◆ TASK TO CARRY OUT ◆
Leave out the pictures and copy the remaining records exactly.

--- DATA SECTION Enclosed Below ---

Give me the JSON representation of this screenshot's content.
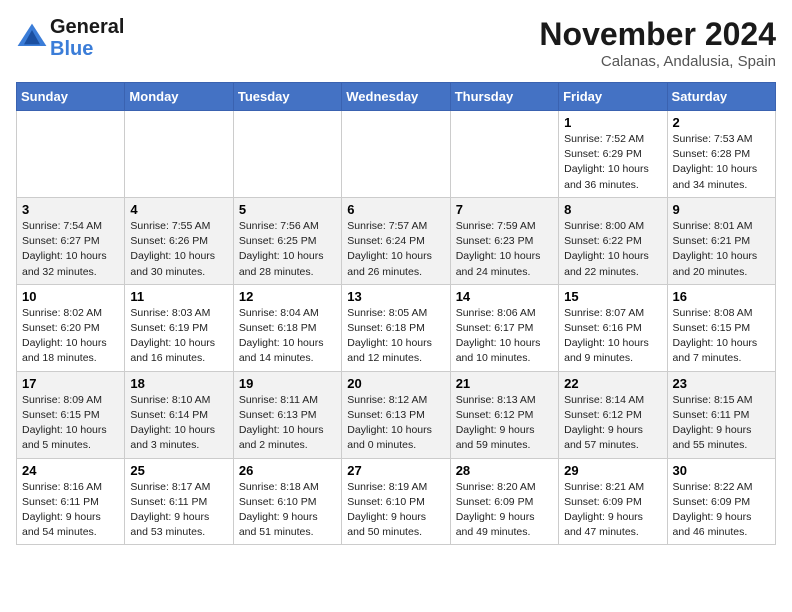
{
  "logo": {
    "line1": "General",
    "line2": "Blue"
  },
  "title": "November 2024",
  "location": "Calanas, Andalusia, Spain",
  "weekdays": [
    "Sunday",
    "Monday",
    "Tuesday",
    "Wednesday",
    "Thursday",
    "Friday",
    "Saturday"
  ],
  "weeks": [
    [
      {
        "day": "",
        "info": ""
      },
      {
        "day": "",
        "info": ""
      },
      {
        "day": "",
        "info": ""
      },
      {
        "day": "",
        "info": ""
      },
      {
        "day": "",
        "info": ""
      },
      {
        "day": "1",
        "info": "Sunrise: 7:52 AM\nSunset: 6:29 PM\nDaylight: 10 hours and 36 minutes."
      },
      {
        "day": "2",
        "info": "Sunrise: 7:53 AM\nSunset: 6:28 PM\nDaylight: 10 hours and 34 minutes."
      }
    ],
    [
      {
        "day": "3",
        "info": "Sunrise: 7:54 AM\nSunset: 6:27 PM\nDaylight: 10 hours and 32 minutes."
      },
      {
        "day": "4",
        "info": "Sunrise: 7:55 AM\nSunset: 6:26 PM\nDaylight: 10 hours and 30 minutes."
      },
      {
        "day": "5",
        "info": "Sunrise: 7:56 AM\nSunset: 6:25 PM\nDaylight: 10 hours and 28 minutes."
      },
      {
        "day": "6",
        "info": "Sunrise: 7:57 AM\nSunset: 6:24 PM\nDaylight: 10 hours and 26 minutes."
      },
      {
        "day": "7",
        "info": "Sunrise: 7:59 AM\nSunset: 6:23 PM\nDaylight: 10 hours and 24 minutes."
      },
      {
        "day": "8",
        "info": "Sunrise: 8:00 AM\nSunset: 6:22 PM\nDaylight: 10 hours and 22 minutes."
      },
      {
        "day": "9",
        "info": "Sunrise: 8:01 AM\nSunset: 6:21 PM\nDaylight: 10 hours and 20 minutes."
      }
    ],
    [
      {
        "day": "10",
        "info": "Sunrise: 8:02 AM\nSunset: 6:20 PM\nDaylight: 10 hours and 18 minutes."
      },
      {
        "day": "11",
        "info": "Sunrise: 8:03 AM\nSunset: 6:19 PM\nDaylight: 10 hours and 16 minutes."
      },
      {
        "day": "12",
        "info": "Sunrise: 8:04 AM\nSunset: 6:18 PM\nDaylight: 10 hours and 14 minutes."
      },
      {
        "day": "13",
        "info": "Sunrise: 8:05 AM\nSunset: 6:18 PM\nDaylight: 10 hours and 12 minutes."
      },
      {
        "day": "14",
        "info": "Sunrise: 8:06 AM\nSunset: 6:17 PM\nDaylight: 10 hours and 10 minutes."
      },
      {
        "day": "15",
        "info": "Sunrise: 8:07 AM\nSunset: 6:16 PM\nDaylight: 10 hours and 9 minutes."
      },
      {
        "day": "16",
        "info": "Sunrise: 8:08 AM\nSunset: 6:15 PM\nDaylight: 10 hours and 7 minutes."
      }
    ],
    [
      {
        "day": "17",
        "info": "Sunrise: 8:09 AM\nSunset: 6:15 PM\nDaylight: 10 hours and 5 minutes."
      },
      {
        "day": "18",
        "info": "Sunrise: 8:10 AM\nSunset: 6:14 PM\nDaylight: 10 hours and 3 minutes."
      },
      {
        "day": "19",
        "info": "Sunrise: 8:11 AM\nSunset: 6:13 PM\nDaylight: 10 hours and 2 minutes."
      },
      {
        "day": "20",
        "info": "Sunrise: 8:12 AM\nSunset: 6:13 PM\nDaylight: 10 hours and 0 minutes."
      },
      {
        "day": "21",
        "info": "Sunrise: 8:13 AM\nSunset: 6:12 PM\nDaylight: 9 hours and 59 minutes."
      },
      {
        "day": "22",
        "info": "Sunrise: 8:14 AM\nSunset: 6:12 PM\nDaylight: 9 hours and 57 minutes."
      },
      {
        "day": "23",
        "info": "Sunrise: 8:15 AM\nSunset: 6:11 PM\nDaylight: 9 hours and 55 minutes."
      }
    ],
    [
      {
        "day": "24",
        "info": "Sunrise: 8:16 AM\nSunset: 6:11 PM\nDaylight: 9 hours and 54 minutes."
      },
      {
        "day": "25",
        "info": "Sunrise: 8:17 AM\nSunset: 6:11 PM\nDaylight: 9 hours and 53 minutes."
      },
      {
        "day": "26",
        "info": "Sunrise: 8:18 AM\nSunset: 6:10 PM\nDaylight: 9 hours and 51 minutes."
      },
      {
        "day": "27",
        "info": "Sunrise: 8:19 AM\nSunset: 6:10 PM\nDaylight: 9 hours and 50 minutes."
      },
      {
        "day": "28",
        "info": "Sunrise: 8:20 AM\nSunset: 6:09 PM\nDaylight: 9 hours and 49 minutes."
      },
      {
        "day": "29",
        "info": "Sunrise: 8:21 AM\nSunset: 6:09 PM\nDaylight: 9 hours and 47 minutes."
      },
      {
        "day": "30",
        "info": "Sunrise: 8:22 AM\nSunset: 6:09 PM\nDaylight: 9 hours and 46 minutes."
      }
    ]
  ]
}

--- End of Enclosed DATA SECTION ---

◆ FINISHED TASK ◆
Give me the JSON representation of this screenshot's content.
{
  "logo": {
    "line1": "General",
    "line2": "Blue"
  },
  "title": "November 2024",
  "location": "Calanas, Andalusia, Spain",
  "weekdays": [
    "Sunday",
    "Monday",
    "Tuesday",
    "Wednesday",
    "Thursday",
    "Friday",
    "Saturday"
  ],
  "weeks": [
    [
      {
        "day": "",
        "info": ""
      },
      {
        "day": "",
        "info": ""
      },
      {
        "day": "",
        "info": ""
      },
      {
        "day": "",
        "info": ""
      },
      {
        "day": "",
        "info": ""
      },
      {
        "day": "1",
        "info": "Sunrise: 7:52 AM\nSunset: 6:29 PM\nDaylight: 10 hours and 36 minutes."
      },
      {
        "day": "2",
        "info": "Sunrise: 7:53 AM\nSunset: 6:28 PM\nDaylight: 10 hours and 34 minutes."
      }
    ],
    [
      {
        "day": "3",
        "info": "Sunrise: 7:54 AM\nSunset: 6:27 PM\nDaylight: 10 hours and 32 minutes."
      },
      {
        "day": "4",
        "info": "Sunrise: 7:55 AM\nSunset: 6:26 PM\nDaylight: 10 hours and 30 minutes."
      },
      {
        "day": "5",
        "info": "Sunrise: 7:56 AM\nSunset: 6:25 PM\nDaylight: 10 hours and 28 minutes."
      },
      {
        "day": "6",
        "info": "Sunrise: 7:57 AM\nSunset: 6:24 PM\nDaylight: 10 hours and 26 minutes."
      },
      {
        "day": "7",
        "info": "Sunrise: 7:59 AM\nSunset: 6:23 PM\nDaylight: 10 hours and 24 minutes."
      },
      {
        "day": "8",
        "info": "Sunrise: 8:00 AM\nSunset: 6:22 PM\nDaylight: 10 hours and 22 minutes."
      },
      {
        "day": "9",
        "info": "Sunrise: 8:01 AM\nSunset: 6:21 PM\nDaylight: 10 hours and 20 minutes."
      }
    ],
    [
      {
        "day": "10",
        "info": "Sunrise: 8:02 AM\nSunset: 6:20 PM\nDaylight: 10 hours and 18 minutes."
      },
      {
        "day": "11",
        "info": "Sunrise: 8:03 AM\nSunset: 6:19 PM\nDaylight: 10 hours and 16 minutes."
      },
      {
        "day": "12",
        "info": "Sunrise: 8:04 AM\nSunset: 6:18 PM\nDaylight: 10 hours and 14 minutes."
      },
      {
        "day": "13",
        "info": "Sunrise: 8:05 AM\nSunset: 6:18 PM\nDaylight: 10 hours and 12 minutes."
      },
      {
        "day": "14",
        "info": "Sunrise: 8:06 AM\nSunset: 6:17 PM\nDaylight: 10 hours and 10 minutes."
      },
      {
        "day": "15",
        "info": "Sunrise: 8:07 AM\nSunset: 6:16 PM\nDaylight: 10 hours and 9 minutes."
      },
      {
        "day": "16",
        "info": "Sunrise: 8:08 AM\nSunset: 6:15 PM\nDaylight: 10 hours and 7 minutes."
      }
    ],
    [
      {
        "day": "17",
        "info": "Sunrise: 8:09 AM\nSunset: 6:15 PM\nDaylight: 10 hours and 5 minutes."
      },
      {
        "day": "18",
        "info": "Sunrise: 8:10 AM\nSunset: 6:14 PM\nDaylight: 10 hours and 3 minutes."
      },
      {
        "day": "19",
        "info": "Sunrise: 8:11 AM\nSunset: 6:13 PM\nDaylight: 10 hours and 2 minutes."
      },
      {
        "day": "20",
        "info": "Sunrise: 8:12 AM\nSunset: 6:13 PM\nDaylight: 10 hours and 0 minutes."
      },
      {
        "day": "21",
        "info": "Sunrise: 8:13 AM\nSunset: 6:12 PM\nDaylight: 9 hours and 59 minutes."
      },
      {
        "day": "22",
        "info": "Sunrise: 8:14 AM\nSunset: 6:12 PM\nDaylight: 9 hours and 57 minutes."
      },
      {
        "day": "23",
        "info": "Sunrise: 8:15 AM\nSunset: 6:11 PM\nDaylight: 9 hours and 55 minutes."
      }
    ],
    [
      {
        "day": "24",
        "info": "Sunrise: 8:16 AM\nSunset: 6:11 PM\nDaylight: 9 hours and 54 minutes."
      },
      {
        "day": "25",
        "info": "Sunrise: 8:17 AM\nSunset: 6:11 PM\nDaylight: 9 hours and 53 minutes."
      },
      {
        "day": "26",
        "info": "Sunrise: 8:18 AM\nSunset: 6:10 PM\nDaylight: 9 hours and 51 minutes."
      },
      {
        "day": "27",
        "info": "Sunrise: 8:19 AM\nSunset: 6:10 PM\nDaylight: 9 hours and 50 minutes."
      },
      {
        "day": "28",
        "info": "Sunrise: 8:20 AM\nSunset: 6:09 PM\nDaylight: 9 hours and 49 minutes."
      },
      {
        "day": "29",
        "info": "Sunrise: 8:21 AM\nSunset: 6:09 PM\nDaylight: 9 hours and 47 minutes."
      },
      {
        "day": "30",
        "info": "Sunrise: 8:22 AM\nSunset: 6:09 PM\nDaylight: 9 hours and 46 minutes."
      }
    ]
  ]
}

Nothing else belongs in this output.